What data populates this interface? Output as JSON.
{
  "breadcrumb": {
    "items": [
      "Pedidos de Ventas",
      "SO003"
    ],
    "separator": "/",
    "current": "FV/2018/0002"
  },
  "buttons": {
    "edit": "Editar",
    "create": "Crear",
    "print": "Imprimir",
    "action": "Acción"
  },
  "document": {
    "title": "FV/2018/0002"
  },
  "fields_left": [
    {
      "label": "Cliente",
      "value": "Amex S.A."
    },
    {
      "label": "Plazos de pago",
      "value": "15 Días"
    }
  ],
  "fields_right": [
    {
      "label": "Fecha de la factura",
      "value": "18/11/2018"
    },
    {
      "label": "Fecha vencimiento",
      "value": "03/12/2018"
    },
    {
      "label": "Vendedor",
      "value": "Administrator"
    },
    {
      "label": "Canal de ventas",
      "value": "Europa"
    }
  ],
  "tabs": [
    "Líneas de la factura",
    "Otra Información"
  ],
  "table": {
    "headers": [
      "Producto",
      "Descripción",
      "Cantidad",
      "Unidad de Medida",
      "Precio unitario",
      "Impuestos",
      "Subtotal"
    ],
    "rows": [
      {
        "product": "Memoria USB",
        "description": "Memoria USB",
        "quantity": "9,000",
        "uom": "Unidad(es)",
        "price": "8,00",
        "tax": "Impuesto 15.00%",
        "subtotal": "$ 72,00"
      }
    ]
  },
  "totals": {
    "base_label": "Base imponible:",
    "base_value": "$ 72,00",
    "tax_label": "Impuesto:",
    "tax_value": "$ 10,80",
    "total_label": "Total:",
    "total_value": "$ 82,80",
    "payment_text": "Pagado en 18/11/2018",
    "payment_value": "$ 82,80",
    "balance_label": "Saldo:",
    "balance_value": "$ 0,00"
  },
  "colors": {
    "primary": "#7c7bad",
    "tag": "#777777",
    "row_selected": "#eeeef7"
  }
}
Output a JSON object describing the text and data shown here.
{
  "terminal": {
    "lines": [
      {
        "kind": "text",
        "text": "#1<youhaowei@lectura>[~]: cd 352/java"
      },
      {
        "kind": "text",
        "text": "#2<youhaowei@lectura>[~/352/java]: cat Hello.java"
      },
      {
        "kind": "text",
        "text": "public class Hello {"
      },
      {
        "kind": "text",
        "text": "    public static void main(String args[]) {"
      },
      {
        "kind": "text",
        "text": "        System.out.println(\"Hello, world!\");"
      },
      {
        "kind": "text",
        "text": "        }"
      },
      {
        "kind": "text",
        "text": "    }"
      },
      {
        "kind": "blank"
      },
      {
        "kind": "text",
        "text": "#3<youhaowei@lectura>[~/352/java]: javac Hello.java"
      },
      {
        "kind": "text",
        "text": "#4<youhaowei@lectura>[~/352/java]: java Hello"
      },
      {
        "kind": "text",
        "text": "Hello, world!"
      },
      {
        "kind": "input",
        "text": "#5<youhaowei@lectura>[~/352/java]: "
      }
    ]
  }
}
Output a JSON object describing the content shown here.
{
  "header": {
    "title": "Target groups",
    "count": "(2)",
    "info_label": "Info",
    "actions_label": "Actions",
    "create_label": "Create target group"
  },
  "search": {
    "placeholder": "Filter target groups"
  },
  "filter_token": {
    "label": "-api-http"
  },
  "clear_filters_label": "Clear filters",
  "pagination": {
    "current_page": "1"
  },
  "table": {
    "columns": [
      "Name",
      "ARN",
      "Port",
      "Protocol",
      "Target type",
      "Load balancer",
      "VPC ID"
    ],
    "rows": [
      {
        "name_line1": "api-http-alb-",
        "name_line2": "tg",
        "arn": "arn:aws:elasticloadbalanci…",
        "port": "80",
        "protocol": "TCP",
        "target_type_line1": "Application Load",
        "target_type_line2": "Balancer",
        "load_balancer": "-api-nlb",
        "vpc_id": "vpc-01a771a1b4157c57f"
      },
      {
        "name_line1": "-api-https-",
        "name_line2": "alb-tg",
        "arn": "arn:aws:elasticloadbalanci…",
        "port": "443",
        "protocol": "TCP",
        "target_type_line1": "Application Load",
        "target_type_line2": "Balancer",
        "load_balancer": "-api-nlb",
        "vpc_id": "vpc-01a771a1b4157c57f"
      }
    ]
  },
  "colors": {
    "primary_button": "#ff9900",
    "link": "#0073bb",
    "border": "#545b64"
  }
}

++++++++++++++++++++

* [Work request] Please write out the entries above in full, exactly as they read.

* [Exercise response]
What data populates this interface? Output as JSON.
{
  "breadcrumb": {
    "items": [
      "Pedidos de Ventas",
      "SO003"
    ],
    "separator": "/",
    "current": "FV/2018/0002"
  },
  "buttons": {
    "edit": "Editar",
    "create": "Crear",
    "print": "Imprimir",
    "action": "Acción"
  },
  "document": {
    "title": "FV/2018/0002"
  },
  "fields_left": [
    {
      "label": "Cliente",
      "value": "Amex S.A."
    },
    {
      "label": "Plazos de pago",
      "value": "15 Días"
    }
  ],
  "fields_right": [
    {
      "label": "Fecha de la factura",
      "value": "18/11/2018"
    },
    {
      "label": "Fecha vencimiento",
      "value": "03/12/2018"
    },
    {
      "label": "Vendedor",
      "value": "Administrator"
    },
    {
      "label": "Canal de ventas",
      "value": "Europa"
    }
  ],
  "tabs": [
    "Líneas de la factura",
    "Otra Información"
  ],
  "table": {
    "headers": [
      "Producto",
      "Descripción",
      "Cantidad",
      "Unidad de Medida",
      "Precio unitario",
      "Impuestos",
      "Subtotal"
    ],
    "rows": [
      {
        "product": "Memoria USB",
        "description": "Memoria USB",
        "quantity": "9,000",
        "uom": "Unidad(es)",
        "price": "8,00",
        "tax": "Impuesto 15.00%",
        "subtotal": "$ 72,00"
      }
    ]
  },
  "totals": {
    "base_label": "Base imponible:",
    "base_value": "$ 72,00",
    "tax_label": "Impuesto:",
    "tax_value": "$ 10,80",
    "total_label": "Total:",
    "total_value": "$ 82,80",
    "payment_text": "Pagado en 18/11/2018",
    "payment_value": "$ 82,80",
    "balance_label": "Saldo:",
    "balance_value": "$ 0,00"
  },
  "colors": {
    "primary": "#7c7bad",
    "tag": "#777777",
    "row_selected": "#eeeef7"
  }
}
Output a JSON object describing the text and data shown here.
{
  "terminal": {
    "lines": [
      {
        "kind": "text",
        "text": "#1<youhaowei@lectura>[~]: cd 352/java"
      },
      {
        "kind": "text",
        "text": "#2<youhaowei@lectura>[~/352/java]: cat Hello.java"
      },
      {
        "kind": "text",
        "text": "public class Hello {"
      },
      {
        "kind": "text",
        "text": "    public static void main(String args[]) {"
      },
      {
        "kind": "text",
        "text": "        System.out.println(\"Hello, world!\");"
      },
      {
        "kind": "text",
        "text": "        }"
      },
      {
        "kind": "text",
        "text": "    }"
      },
      {
        "kind": "blank"
      },
      {
        "kind": "text",
        "text": "#3<youhaowei@lectura>[~/352/java]: javac Hello.java"
      },
      {
        "kind": "text",
        "text": "#4<youhaowei@lectura>[~/352/java]: java Hello"
      },
      {
        "kind": "text",
        "text": "Hello, world!"
      },
      {
        "kind": "input",
        "text": "#5<youhaowei@lectura>[~/352/java]: "
      }
    ]
  }
}
Output a JSON object describing the content shown here.
{
  "header": {
    "title": "Target groups",
    "count": "(2)",
    "info_label": "Info",
    "actions_label": "Actions",
    "create_label": "Create target group"
  },
  "search": {
    "placeholder": "Filter target groups"
  },
  "filter_token": {
    "label": "-api-http"
  },
  "clear_filters_label": "Clear filters",
  "pagination": {
    "current_page": "1"
  },
  "table": {
    "columns": [
      "Name",
      "ARN",
      "Port",
      "Protocol",
      "Target type",
      "Load balancer",
      "VPC ID"
    ],
    "rows": [
      {
        "name_line1": "api-http-alb-",
        "name_line2": "tg",
        "arn": "arn:aws:elasticloadbalanci…",
        "port": "80",
        "protocol": "TCP",
        "target_type_line1": "Application Load",
        "target_type_line2": "Balancer",
        "load_balancer": "-api-nlb",
        "vpc_id": "vpc-01a771a1b4157c57f"
      },
      {
        "name_line1": "-api-https-",
        "name_line2": "alb-tg",
        "arn": "arn:aws:elasticloadbalanci…",
        "port": "443",
        "protocol": "TCP",
        "target_type_line1": "Application Load",
        "target_type_line2": "Balancer",
        "load_balancer": "-api-nlb",
        "vpc_id": "vpc-01a771a1b4157c57f"
      }
    ]
  },
  "colors": {
    "primary_button": "#ff9900",
    "link": "#0073bb",
    "border": "#545b64"
  }
}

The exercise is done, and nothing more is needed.